In case you’ve missed my previous coverage of it, the longstanding problems of heterosexist and cissexist violence in Russia have become pretty apparent to just about everyone, even those who weren’t following the slow change within the LGBT communities of Russia in terms of how visibility and activism were understood and valued. Naturally enough, Dan Savage, with his history of shoddy activist projects, has organized a twitter campaign (#dumpstoli) to respond to the actions of the Russian government, by boycotting a company legally based in Cyprus, effectively centered in Luxembourg, and with its primary production centers in Latvia. Because it has a Russian name and some of its production is still based in Russia. (Funny isn’t it, how Swedish vodka, in spite of all the extreme cissexism in Sweden, isn’t bothering Savage?)
Given that Dan Savage has now taken to posting links to videos like this, we can effectively conclude that much like his racist reaction to the passage of Proposition 8 in California, he’s decided that to be Russian is to be bigoted, as previously he assumed that to be Black was to be bigoted. Because there are never queer people who are also Black or Russian.

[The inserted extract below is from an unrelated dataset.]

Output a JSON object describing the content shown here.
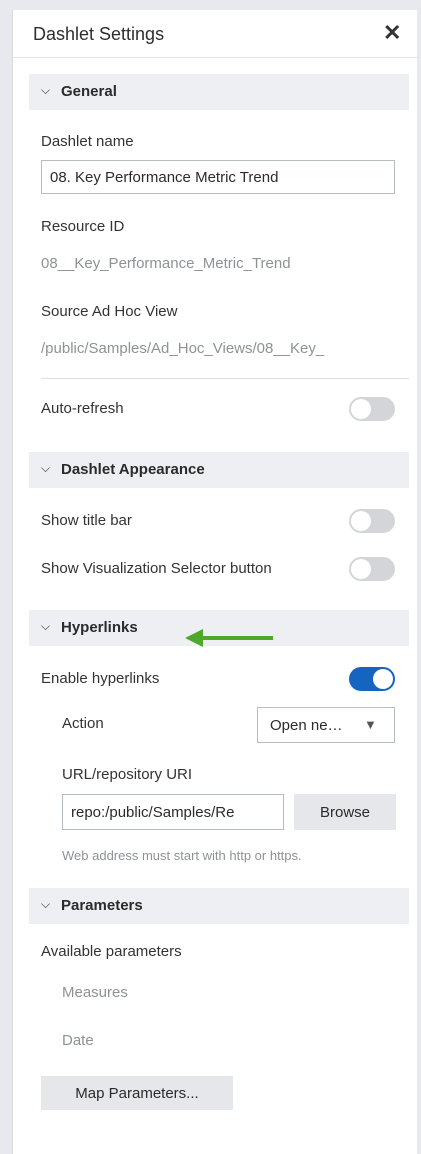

Of course, if you actually talk to just about anyone in Russia, this whole effort seems first farcical in terms of identifying this bizarre boycott as a solution and then patently offensive in that it’s seriously considered as a substitute for actually helpful behavior. Contrary to the pushback I’ve seen peddled on a few parts of the internet (namely that Russians just don’t understand boycotts – while more radical members of the political opposition have been calling for boycotts of actually Russian products), many Russians have very effectively explained their disinterest and annoyance with this campaign in pretty clear terms.
Simply read what one Russian correspondent for Gay Star News wrote on #dumpstoli: “It will impact anyone except the companies involved a little bit. [… W]hat is the aim of this boycott? The producers, even if they become bankrupt because of the boycott (which is unlikely) will not be able to influence Russian politics and President Putin as well as the decisions of the State Duma [legislature]”. Given how the Putin government has lobbied for these many new laws (as an extension, arguably, to his use of patriarchal imagery while in office) and the federal Duma voted unanimously in favor of them, the necessary change here is pretty clearly political, not necessarily economic.

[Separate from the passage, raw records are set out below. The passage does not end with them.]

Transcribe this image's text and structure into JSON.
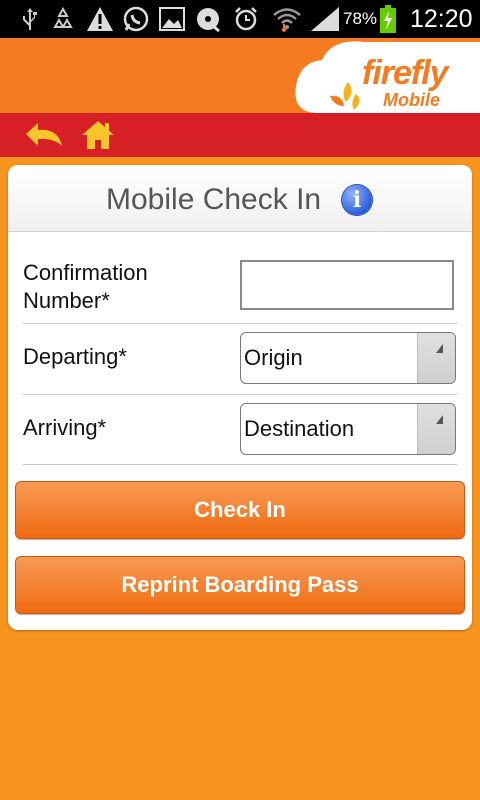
{
  "status_bar": {
    "battery": "78%",
    "time": "12:20",
    "icons": [
      "usb-icon",
      "recycle-icon",
      "warning-icon",
      "whatsapp-icon",
      "image-icon",
      "disc-icon",
      "alarm-icon",
      "wifi-icon",
      "signal-icon",
      "battery-charging-icon"
    ]
  },
  "header": {
    "logo_word": "firefly",
    "logo_sub": "Mobile"
  },
  "nav": {
    "back_icon": "back-arrow-icon",
    "home_icon": "home-icon"
  },
  "card": {
    "title": "Mobile Check In",
    "info_symbol": "i",
    "fields": {
      "confirmation_label_line1": "Confirmation",
      "confirmation_label_line2": "Number*",
      "confirmation_value": "",
      "departing_label": "Departing*",
      "departing_value": "Origin",
      "arriving_label": "Arriving*",
      "arriving_value": "Destination"
    },
    "buttons": {
      "check_in": "Check In",
      "reprint": "Reprint Boarding Pass"
    }
  },
  "colors": {
    "background": "#f7941d",
    "header": "#f47b20",
    "navbar": "#d71f26",
    "nav_icon": "#f7c52b",
    "button": "#f06a10"
  }
}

Particularly given how Western “assistance” in the past largely resulted in the restructuring of the Russian economy in favor of a very small number of elites, the wariness of Russians to receive incomprehensible Western help seems rather on point. In some sense, our governments forced their society to recreate itself in a way that relies on exports and international trade, and now we’re calling for boycotts on products simply associated with them?